Exercise requirements => Go through the material below, find each line with the word "meter", and copy those lines.

Records for the exercise =>
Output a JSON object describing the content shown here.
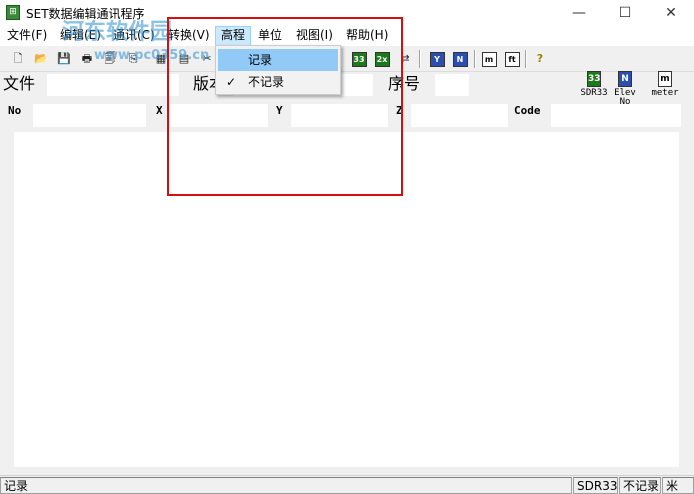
{
  "window": {
    "title": "SET数据编辑通讯程序",
    "minimize_glyph": "—",
    "maximize_glyph": "☐",
    "close_glyph": "✕"
  },
  "menubar": {
    "items": [
      {
        "label": "文件(F)"
      },
      {
        "label": "编辑(E)"
      },
      {
        "label": "通讯(C)"
      },
      {
        "label": "转换(V)"
      },
      {
        "label": "高程"
      },
      {
        "label": "单位"
      },
      {
        "label": "视图(I)"
      },
      {
        "label": "帮助(H)"
      }
    ]
  },
  "elevation_menu": {
    "items": [
      {
        "label": "记录",
        "checked": false
      },
      {
        "label": "不记录",
        "checked": true
      }
    ],
    "check_glyph": "✓"
  },
  "toolbar": {
    "buttons": [
      {
        "icon": "new-file-icon",
        "glyph": "🗋"
      },
      {
        "icon": "open-folder-icon",
        "glyph": "📂"
      },
      {
        "icon": "save-icon",
        "glyph": "💾"
      },
      {
        "icon": "print-icon",
        "glyph": "🖶"
      },
      {
        "icon": "print-preview-icon",
        "glyph": "🗐"
      },
      {
        "icon": "copy-icon",
        "glyph": "⎘"
      },
      {
        "icon": "receive-data-icon",
        "glyph": "▦"
      },
      {
        "icon": "send-data-icon",
        "glyph": "▤"
      },
      {
        "icon": "cut-icon",
        "glyph": "✂"
      },
      {
        "icon": "sdr33-icon",
        "glyph": "33"
      },
      {
        "icon": "sdr2x-icon",
        "glyph": "2x"
      },
      {
        "icon": "sdr-convert-icon",
        "glyph": "⇄"
      },
      {
        "icon": "elev-yes-icon",
        "glyph": "Y"
      },
      {
        "icon": "elev-no-icon",
        "glyph": "N"
      },
      {
        "icon": "meter-icon",
        "glyph": "m"
      },
      {
        "icon": "feet-icon",
        "glyph": "ft"
      },
      {
        "icon": "help-icon",
        "glyph": "?"
      }
    ]
  },
  "info_row": {
    "file_label": "文件",
    "version_label": "版本",
    "sequence_label": "序号"
  },
  "status_icons": [
    {
      "icon": "sdr33-status-icon",
      "glyph": "33",
      "caption": "SDR33"
    },
    {
      "icon": "elevation-no-status-icon",
      "glyph": "N",
      "caption": "Elev No"
    },
    {
      "icon": "meter-status-icon",
      "glyph": "m",
      "caption": "meter"
    }
  ],
  "columns": [
    {
      "label": "No"
    },
    {
      "label": "X"
    },
    {
      "label": "Y"
    },
    {
      "label": "Z"
    },
    {
      "label": "Code"
    }
  ],
  "statusbar": {
    "message": "记录",
    "format": "SDR33",
    "elevation": "不记录",
    "unit": "米"
  },
  "watermark": {
    "site_name": "河东软件园",
    "url": "www.pc0359.cn"
  },
  "colors": {
    "highlight_box": "#d21010",
    "menu_hover": "#91c9f7",
    "watermark": "#2b8fd1"
  }
}
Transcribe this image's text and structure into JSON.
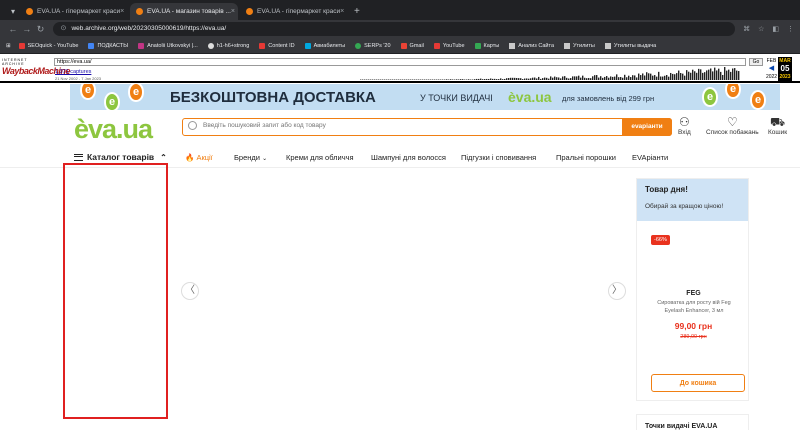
{
  "browser": {
    "tabs": [
      {
        "title": "EVA.UA - гіпермаркет краси",
        "active": false
      },
      {
        "title": "EVA.UA - магазин товарів ...",
        "active": true
      },
      {
        "title": "EVA.UA - гіпермаркет краси",
        "active": false
      }
    ],
    "url": "web.archive.org/web/20230305000619/https://eva.ua/",
    "bookmarks": [
      "SEOquick - YouTube",
      "ПОДКАСТЫ",
      "Anatolii Utkovskyi |...",
      "h1-h6+strong",
      "Content ID",
      "Авиабилеты",
      "SERPs '20",
      "Gmail",
      "YouTube",
      "Карты",
      "Анализ Сайта",
      "Утилиты",
      "Утилиты выдача"
    ]
  },
  "wayback": {
    "logo_top": "INTERNET ARCHIVE",
    "logo": "WaybackMachine",
    "url": "https://eva.ua/",
    "go": "Go",
    "captures": "1,371 captures",
    "range": "21 Nov 2002 - 7 Jan 2023",
    "cal": {
      "prev_month": "FEB",
      "month": "MAR",
      "next_month": "",
      "prev_year": "2022",
      "day": "05",
      "year": "2023"
    }
  },
  "banner": {
    "headline": "БЕЗКОШТОВНА ДОСТАВКА",
    "sub": "У ТОЧКИ ВИДАЧІ",
    "logo": "èva.ua",
    "tail": "для замовлень від 299 грн"
  },
  "header": {
    "logo": "èva.ua",
    "search_placeholder": "Введіть пошуковий запит або код товару",
    "search_button": "evaріанти",
    "login": "Вхід",
    "wishlist": "Список побажань",
    "cart": "Кошик"
  },
  "nav": {
    "catalog": "Каталог товарів",
    "links": [
      "Акції",
      "Бренди",
      "Креми для обличчя",
      "Шампуні для волосся",
      "Підгузки і сповивання",
      "Пральні порошки",
      "EVAріанти"
    ]
  },
  "deal": {
    "title": "Товар дня!",
    "subtitle": "Обирай за кращою ціною!",
    "badge": "-66%",
    "brand": "FEG",
    "product": "Сироватка для росту вій Feg Eyelash Enhancer, 3 мл",
    "price": "99,00 грн",
    "old_price": "289,00 грн",
    "button": "До кошика"
  },
  "next_section": {
    "title": "Точки видачі EVA.UA"
  },
  "colors": {
    "brand_green": "#8dc63f",
    "accent_orange": "#f07f13",
    "sale_red": "#e9321e",
    "banner_blue": "#c2ddf2"
  }
}
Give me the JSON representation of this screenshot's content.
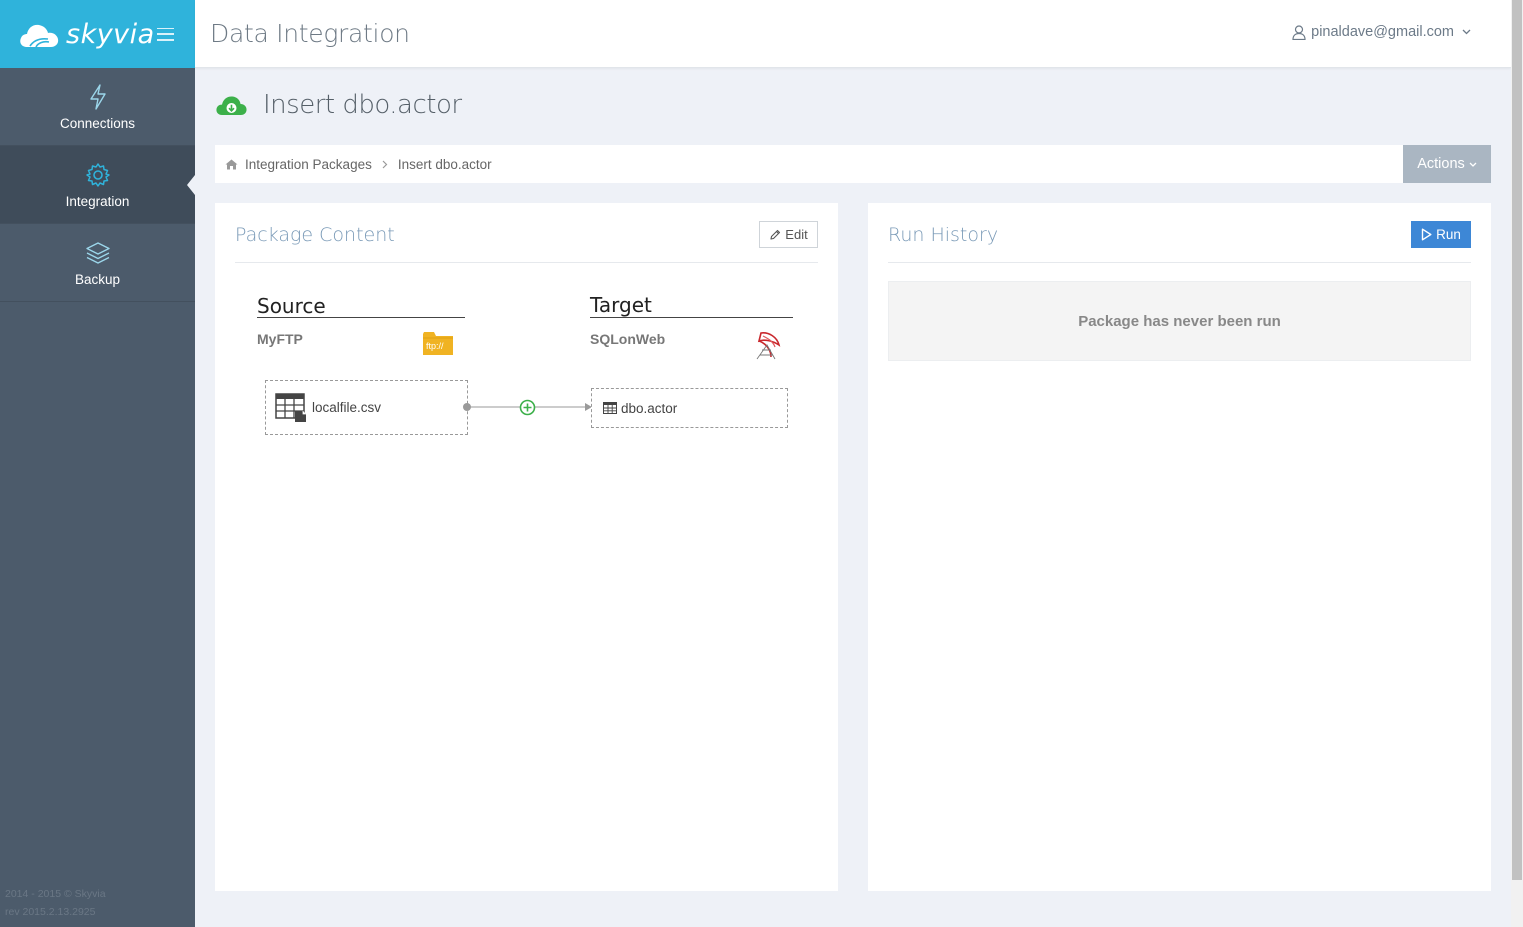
{
  "app": {
    "brand": "skyvia",
    "section_title": "Data Integration",
    "user_email": "pinaldave@gmail.com"
  },
  "sidebar": {
    "items": [
      {
        "label": "Connections",
        "icon": "lightning-icon",
        "active": false
      },
      {
        "label": "Integration",
        "icon": "gear-icon",
        "active": true
      },
      {
        "label": "Backup",
        "icon": "layers-icon",
        "active": false
      }
    ],
    "footer": {
      "copyright": "2014 - 2015 © Skyvia",
      "revision": "rev 2015.2.13.2925"
    }
  },
  "page": {
    "title": "Insert dbo.actor",
    "icon": "cloud-download-icon"
  },
  "breadcrumb": {
    "home_icon": "home-icon",
    "items": [
      "Integration Packages",
      "Insert dbo.actor"
    ],
    "actions_label": "Actions"
  },
  "package_content": {
    "title": "Package Content",
    "edit_label": "Edit",
    "source": {
      "heading": "Source",
      "connection": "MyFTP",
      "connector_badge": "ftp://",
      "object": "localfile.csv"
    },
    "target": {
      "heading": "Target",
      "connection": "SQLonWeb",
      "object": "dbo.actor"
    }
  },
  "run_history": {
    "title": "Run History",
    "run_label": "Run",
    "empty_message": "Package has never been run"
  },
  "colors": {
    "brand_blue": "#2fb3db",
    "sidebar": "#4c5b6b",
    "run_button": "#3d87d6",
    "panel_title": "#7a9ab7",
    "ftp_folder": "#f0b323",
    "mapping_green": "#3cb04a"
  }
}
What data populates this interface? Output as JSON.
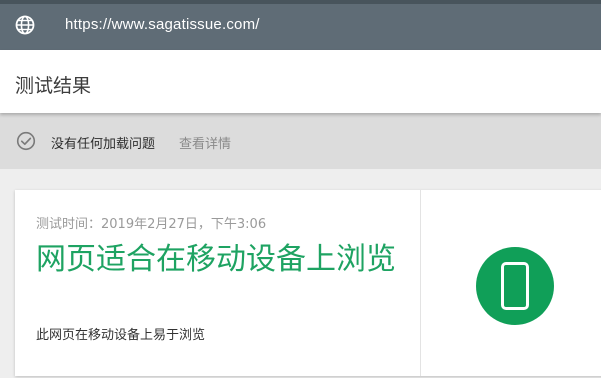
{
  "address_bar": {
    "icon": "globe-icon",
    "url": "https://www.sagatissue.com/"
  },
  "header": {
    "title": "测试结果"
  },
  "status": {
    "icon": "check-circle-icon",
    "text": "没有任何加载问题",
    "details_link": "查看详情"
  },
  "result_card": {
    "timestamp": "测试时间：2019年2月27日，下午3:06",
    "title": "网页适合在移动设备上浏览",
    "description": "此网页在移动设备上易于浏览",
    "badge_icon": "mobile-phone-icon"
  },
  "colors": {
    "top_bar": "#5f6c76",
    "success_green": "#1ea362",
    "badge_green": "#109f58",
    "status_bar": "#dcdcdc"
  }
}
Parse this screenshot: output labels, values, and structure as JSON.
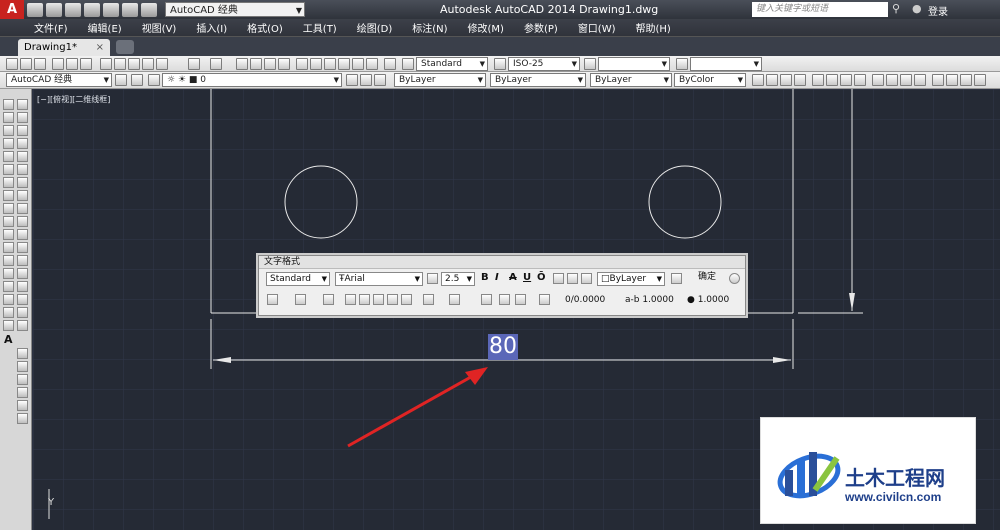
{
  "titlebar": {
    "app_logo": "A",
    "workspace": "AutoCAD 经典",
    "title": "Autodesk AutoCAD 2014    Drawing1.dwg",
    "search_placeholder": "键入关键字或短语",
    "login": "登录"
  },
  "menu": [
    "文件(F)",
    "编辑(E)",
    "视图(V)",
    "插入(I)",
    "格式(O)",
    "工具(T)",
    "绘图(D)",
    "标注(N)",
    "修改(M)",
    "参数(P)",
    "窗口(W)",
    "帮助(H)"
  ],
  "tabs": {
    "active": "Drawing1*",
    "close": "×"
  },
  "toolbar1": {
    "text_style": "Standard",
    "dim_style": "ISO-25"
  },
  "toolbar2": {
    "workspace": "AutoCAD 经典",
    "layer": "0",
    "color": "ByLayer",
    "linetype": "ByLayer",
    "lineweight": "ByLayer",
    "plotstyle": "ByColor"
  },
  "canvas": {
    "viewport_label": "[−][俯视][二维线框]",
    "dim_text": "80",
    "y_axis": "Y"
  },
  "text_format": {
    "title": "文字格式",
    "style": "Standard",
    "font": "Arial",
    "height": "2.5",
    "bold": "B",
    "italic": "I",
    "strike": "A",
    "underline": "U",
    "overline": "Ō",
    "color": "ByLayer",
    "ok": "确定",
    "oblique": "0.0000",
    "tracking": "1.0000",
    "width": "1.0000"
  },
  "watermark": {
    "title": "土木工程网",
    "url": "www.civilcn.com"
  },
  "colors": {
    "canvas_bg": "#252a35",
    "accent_red": "#e02424",
    "dim_highlight": "#5b67b8"
  }
}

Written answer =>
        "icon": "meter-icon",
      "icon": "meter-status-icon",
      "caption": "meter"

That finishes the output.